Case Study: Marks and Spencer Plan a Report 2018, Plan a 2025 and our Strategy - Helping to Make M&S Special Again 270

Transformation Timeframe 270

References 273

21. Sustainability Metrics for Improving Impact 275

Metrics in the GRI Guidelines 276

Case Study: ABM 2017 Corporate Sustainability Report 276

102-49 - Changes in Reporting 276

102-50 - Reporting Period 276

102-51 - Date of Most Recent Report 276

102-52 - Reporting Cycle 277

102-53 - Contact Point for Questions Regarding the Report 277

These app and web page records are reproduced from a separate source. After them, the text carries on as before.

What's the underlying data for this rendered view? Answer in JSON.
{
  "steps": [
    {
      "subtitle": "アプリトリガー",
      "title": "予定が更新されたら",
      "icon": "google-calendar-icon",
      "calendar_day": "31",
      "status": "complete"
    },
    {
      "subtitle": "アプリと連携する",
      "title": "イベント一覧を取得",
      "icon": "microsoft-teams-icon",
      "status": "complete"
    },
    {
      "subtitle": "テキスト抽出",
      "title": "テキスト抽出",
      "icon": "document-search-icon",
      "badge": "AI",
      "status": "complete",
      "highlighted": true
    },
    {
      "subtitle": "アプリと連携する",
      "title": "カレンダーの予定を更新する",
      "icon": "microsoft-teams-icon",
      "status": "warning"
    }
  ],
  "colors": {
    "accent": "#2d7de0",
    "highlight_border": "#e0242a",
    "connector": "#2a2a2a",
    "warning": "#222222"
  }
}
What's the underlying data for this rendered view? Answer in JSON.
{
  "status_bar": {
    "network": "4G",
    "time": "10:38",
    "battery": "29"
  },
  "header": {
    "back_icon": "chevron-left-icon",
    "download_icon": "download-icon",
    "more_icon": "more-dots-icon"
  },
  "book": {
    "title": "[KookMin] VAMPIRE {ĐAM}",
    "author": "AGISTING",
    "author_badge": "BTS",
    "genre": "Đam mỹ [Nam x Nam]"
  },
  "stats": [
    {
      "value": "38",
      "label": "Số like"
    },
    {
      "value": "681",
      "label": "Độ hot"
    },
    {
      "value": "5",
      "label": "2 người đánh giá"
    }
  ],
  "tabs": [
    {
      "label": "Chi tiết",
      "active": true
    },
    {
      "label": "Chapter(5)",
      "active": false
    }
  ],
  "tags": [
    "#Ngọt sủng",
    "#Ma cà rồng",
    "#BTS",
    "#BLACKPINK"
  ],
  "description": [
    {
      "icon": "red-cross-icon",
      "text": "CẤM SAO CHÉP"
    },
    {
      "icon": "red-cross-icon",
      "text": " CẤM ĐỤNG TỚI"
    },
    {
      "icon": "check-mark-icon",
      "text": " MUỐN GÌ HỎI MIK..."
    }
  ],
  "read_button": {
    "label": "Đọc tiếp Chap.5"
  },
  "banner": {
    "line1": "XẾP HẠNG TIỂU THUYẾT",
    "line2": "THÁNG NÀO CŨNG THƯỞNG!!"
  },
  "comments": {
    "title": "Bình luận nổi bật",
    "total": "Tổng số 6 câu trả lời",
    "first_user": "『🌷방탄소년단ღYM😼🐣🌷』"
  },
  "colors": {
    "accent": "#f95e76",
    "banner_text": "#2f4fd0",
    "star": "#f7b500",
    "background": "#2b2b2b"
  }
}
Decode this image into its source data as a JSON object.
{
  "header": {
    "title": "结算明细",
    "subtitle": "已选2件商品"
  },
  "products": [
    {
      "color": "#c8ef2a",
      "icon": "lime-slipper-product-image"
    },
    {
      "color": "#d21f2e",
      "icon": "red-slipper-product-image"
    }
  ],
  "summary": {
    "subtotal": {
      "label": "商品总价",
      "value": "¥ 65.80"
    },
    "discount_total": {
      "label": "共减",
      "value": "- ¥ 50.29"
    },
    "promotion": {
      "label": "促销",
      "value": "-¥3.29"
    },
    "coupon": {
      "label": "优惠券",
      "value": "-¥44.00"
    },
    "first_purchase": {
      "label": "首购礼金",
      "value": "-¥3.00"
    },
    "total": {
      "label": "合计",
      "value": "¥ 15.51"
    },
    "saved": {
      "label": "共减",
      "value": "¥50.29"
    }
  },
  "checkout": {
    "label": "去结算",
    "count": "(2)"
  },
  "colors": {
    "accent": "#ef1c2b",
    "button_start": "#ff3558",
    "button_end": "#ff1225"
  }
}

102-54 - Claims of Reporting in Accordance with the GRI Standards 277

102-56 - External Assurance 277

GRI INDEX 277

ISO 26000 282

Ecological Footprint 282

Metrics for Carbon Footprint 283

Life Cycle Assessment (LCA) 284

Balanced Scorecard 285

How Metrics of Sustainability Can be Used (e.g., Assessments, Audits) 285

Case Study: The Hartford - 2016 Sustainability Report 286

Communities and Giving 286

Diversity and Inclusion 287

Ethics and Governance 287

Environmental Stewardship 288

Stakeholder Metrics and Sustainability 288

Issues for Learning and Discussion 289

References 290

22. Life Cycle Analysis and Carbon Footprint Reduction 291

World Population and Energy Consumption 291

Energy Consumption and Global Warming 291

Climate Change and Carbon Footprint 292

Carbon Emissions and Carbon Footprint 293

LCA and Measuring Carbon Footprint 294

Greenhouse Gas Protocol (WRI) 295

LCA and Product Labels 295

Cases for Carbon Footprint 297

Carbon Offset and the Gold Standard 299

Carbon-Offset-Projects: India, Clean Biogas for 7000 Families 300

Issues for Learning and Discussion 300

References 301

23. Water Footprint 303

Overview 303

Guidelines for Measuring the Water Footprint 304

Water Footprint and LCA 306

Case Study: Coca-Cola Company 307

Replenishing the Water Used 307

Improving Water-Use Efficiency and Reuse in Bottling Plants 308

Water in Agriculture 308

Engaging in Water Policy Reform 308

Nestle 309

Water Footprint Versus Carbon Footprint 310

Issues for Learning and Discussion 311

References 311

24. Green Marketing and Communication and How to Avoid Green and Blue Washing 313

Green Communication and Greenwashing 313

Green Marketing, Communications, and Sustainability 314

Green Marketing 315

Materiality and Sustainability 316

Guidelines for Green Marketing 316

Accuracy 317

Clarity 317

Sustainable Communications Strategy 320

Designing the Sustainability Communications Strategy 320

Conducting an Assessment and Defining the Challenges/Issues 321

Developing a Sustainability Communications Strategy 321

Implementing the Communications Strategy 322

Reinforcing Stakeholder Interaction 322

The Importance of Social Media 323

The Importance of the Company Website 323

Issues for Learning and Discussion 324

References 324

Part IV Conclusion 325

25. Epilogue: Where Do We Go Now? 327

References 329

Index 331

Note: Product cover images may vary from those shown
George P. Nassos
Nikos Avlonas
Note: Product cover images may vary from those shown
Adroll
adroll